The matter was heard by a full bench headed by Chief Justice of India S. A. Bobde and comprising Justices A. S. Bopanna and Subhash Reddy.
“It has been brought to our notice that it was not possible to visit post offices for service of notices, summons, and pleadings. Such service of all the above may be done through email, fax, and other instant messenger services like WhatsApp and other telephone messenger services,” said CJI Bobde. However, refusing the request of Attorney General K. K. Venugopal for categorically naming WhatsApp as a mode of serving notices, he said that it is not prudent to specify WhatsApp only.
The Attorney General, on 7 July 2020, had told the court that the Central Government had reservations about using messaging apps such as WhatsApp and e-mails for the purpose of serving summons and other notices. Even though the service providers claim the transacted messages to be encrypted, in reality, they are not, he added.
Apart from this, the Court also permitted Reserve Bank of India for extension of cheque validity, in light of the ongoing COVID-19 pandemic.
Senior Advocate V Giri appeared on behalf of RBI. He told the bench that he had circulated a note under Section 138 of the Negotiable Instruments Act, regarding the validity of a cheque, as directed on the previous hearing.
Citing Section 35A of the Banking Regulation Act, CJI Bobde had stated during the last hearing that it is inappropriate for the Court to interfere in matters relating to such deadline, hence, it would be up to the RBI to decide on the extension of the deadline for the validity of cheques.
Earlier on 7 July 2020, Senior Advocate V. V. Giri appeared before the Court in this matter and submitted that RBI was looking to clarify the cheque validity which had been reduced to 3 months from 6 months.

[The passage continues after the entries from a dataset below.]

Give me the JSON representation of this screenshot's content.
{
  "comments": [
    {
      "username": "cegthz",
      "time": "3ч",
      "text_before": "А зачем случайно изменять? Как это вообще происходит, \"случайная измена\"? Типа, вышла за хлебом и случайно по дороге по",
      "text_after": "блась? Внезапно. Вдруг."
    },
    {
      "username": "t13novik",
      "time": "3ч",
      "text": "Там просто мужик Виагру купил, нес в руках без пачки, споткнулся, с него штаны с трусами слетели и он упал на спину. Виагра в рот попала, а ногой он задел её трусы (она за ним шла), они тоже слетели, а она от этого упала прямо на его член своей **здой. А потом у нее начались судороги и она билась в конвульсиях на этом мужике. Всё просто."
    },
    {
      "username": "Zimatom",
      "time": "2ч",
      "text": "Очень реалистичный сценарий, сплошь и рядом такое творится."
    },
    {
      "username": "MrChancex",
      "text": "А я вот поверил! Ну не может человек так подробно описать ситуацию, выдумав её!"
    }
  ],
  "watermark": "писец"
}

He also sought permission to make submissions on behalf of RBI in a one-page note dealing with the question limited to the validity of cheques.
Subsequently on 10 July 2020, a consolidated reply was filed by AG on behalf of the UoI detailing its stand on several IA’s with respect to limitations pertaining to Section 29A and 23(4) of the Arbitration and Conciliation Act, 1996, Section 12A of the Commercial Courts Act, 2015, Service of all notices, summons and exchanges of pleadings, Clarification with regard to the earlier order dated 23 March 2020 and Extension of limitation under Section 138 of the Negotiable Instruments Act, 1881.

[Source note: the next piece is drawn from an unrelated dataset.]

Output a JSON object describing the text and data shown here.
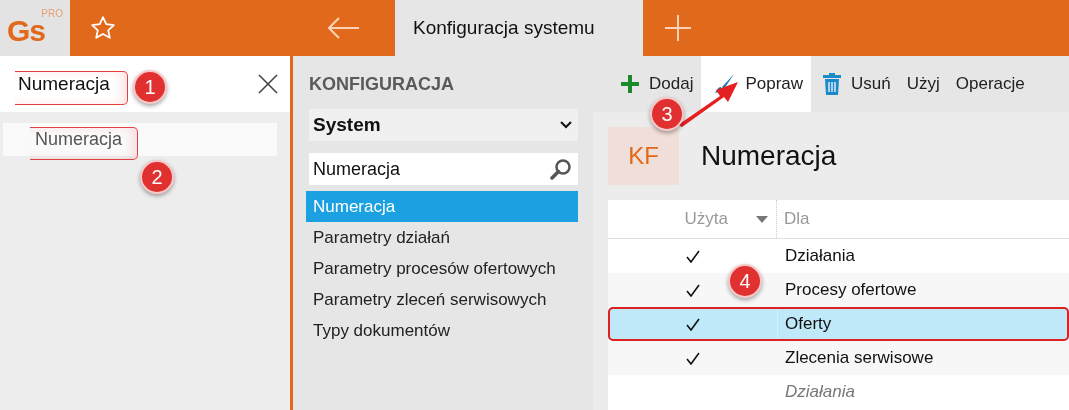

AG Venugopal said that the period for delivering Arbitral Award (1 year) is not a limitation period as such, and can be extended due to the COVID-19 pandemic under Section 29A till further orders. The same would apply to service of statutory notices, summons, and pleadings, he added.
The IA filed by HDFC Bank stated that in case the extension period is increased, the bank will have to take Letters of Acknowledgement (LADs) from thousands of borrowers, where the limitation is already expired during the lockdown or is about to expire, to which the Union replied that the entire period of lockdown should be excluded in such cases.

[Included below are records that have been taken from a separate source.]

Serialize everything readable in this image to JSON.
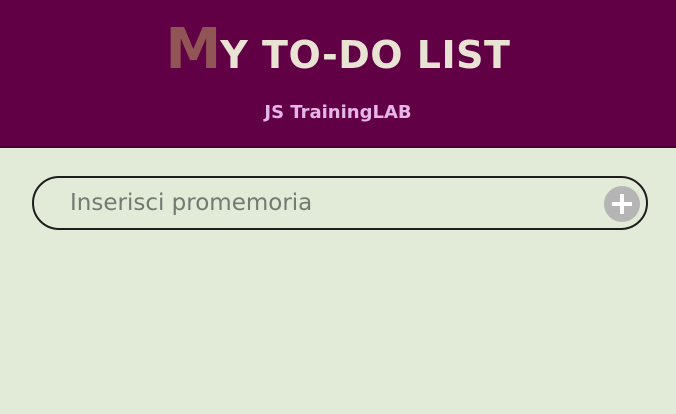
{
  "header": {
    "title_first_letter": "M",
    "title_rest": "Y TO-DO LIST",
    "subtitle": "JS TrainingLAB"
  },
  "input": {
    "placeholder": "Inserisci promemoria",
    "value": ""
  },
  "add_button": {
    "icon": "plus-icon"
  },
  "colors": {
    "header_bg": "#620046",
    "title_first_letter": "#915555",
    "title_text": "#e9e3d4",
    "subtitle": "#e6b6e6",
    "page_bg": "#e2ead8",
    "add_button_bg": "#b5b5b5"
  }
}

Citing the order passed in Harsh Nitin Gokhale vs. RBI, the Union mentioned that RBI was the only appropriate body to deal with matters regarding extension of limitation under Section 138 of the Negotiable Instruments Act, 1881.
Commenting on the deadline for pre-mediation settlement, the Court ordered that as per Section 12A of the Commercial Courts Act, 2015, the limitation for pre-mediation settlement will be extended till 45 days after the lockdown ends.